It's finally all over. After months of anticipation, edgily waiting for news of form, progress, ground made, the end has come and we have an undisputed winner.
Yep, that Tipperary victory over Cork in the Munster championship sure was something, wasn't it? And a welcome diversion from the all-encompassing presence of the election. Sorry, elections -- European, local and two Dublin by-elections were decided this week.
At the time of writing, the results weren't known, which is a bit of a pity because, despite an almost pathological aversion to politics -- and especially politicians -- I am something of a results junkie.
It's undeniably exciting radio, listening to the tsunami of stats, basking in the wisdom of collected analysts as they explain where the biggest swings occurred and how the hell they got their predictions so completely wrong.
Anyway, this weekend and on into next week will doubtless provide plenty of that. In the meantime, allow me to raise my hat/glass/whatever to the bulk of radio stations, both local and national, that devoted a goodly amount of airtime to the big event over the last month or so.
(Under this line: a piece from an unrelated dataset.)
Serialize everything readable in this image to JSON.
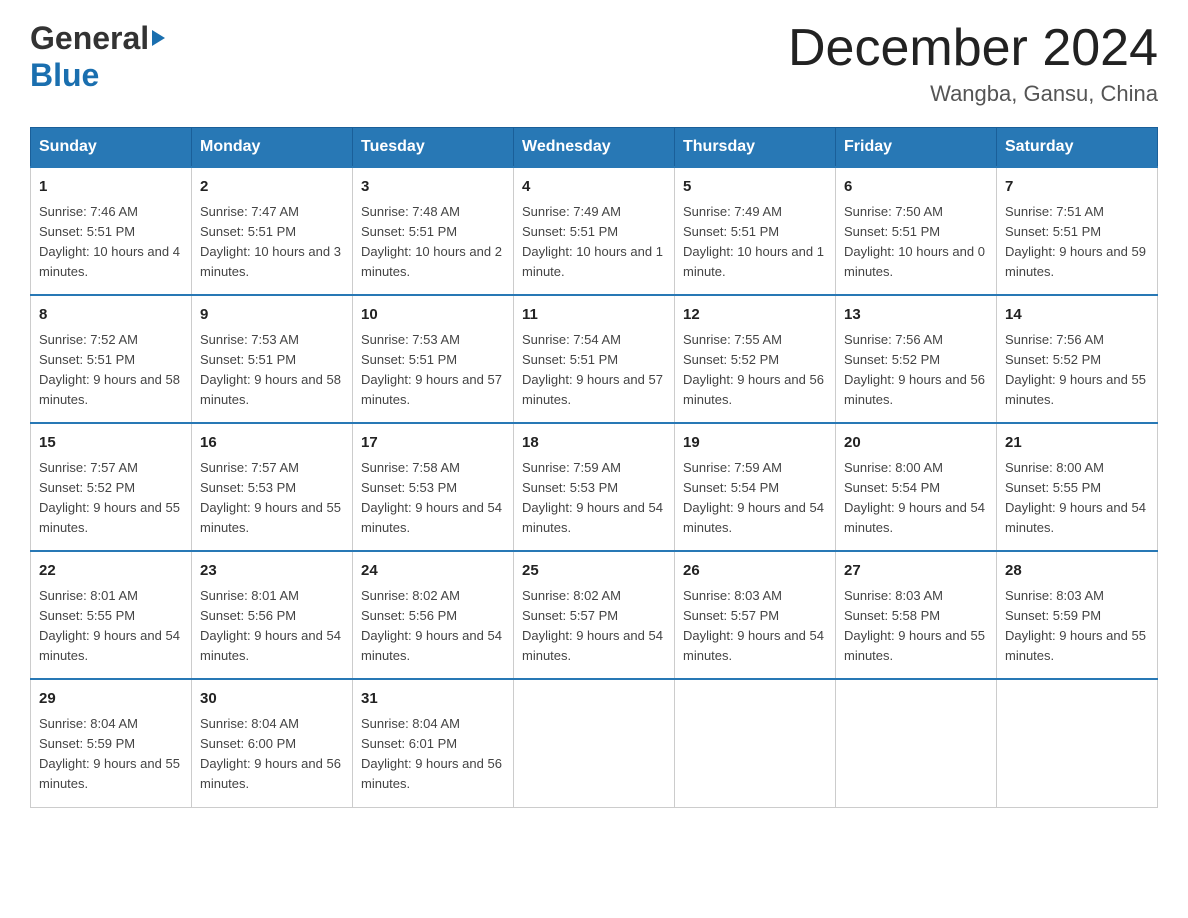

Obviously RTE Radio 1 was head and shoulders above the rest -- not a slight on the rest, I may say, merely the inevitable expression of the greater resources available to RTE.
I especially enjoyed Rachael English's round-table discussion on Late Debate with some independent candidates, a very interesting insight into the challenges of running without the support of a party machine.
I also liked Olivia O'Leary's evocative essay on Shay Brennan's battle to capture his late father's seat in Dublin South (Drivetime) against George Lee and, mentioned here last week, Pat Kenny's superlative series of debates with candidates. Two very different approaches, both enlightening in their own way.
But oh, how tired you eventually get of listening to the same voices blabbering on about the same thing. God, if I had to hear one more discussion of Mary Lou McDonald's attendance record in Brussels, I wouldn't be responsible for what I'd do.
But thankfully it's finished now. Well, until Lisbon II and a seemingly inexorable general election, that is ...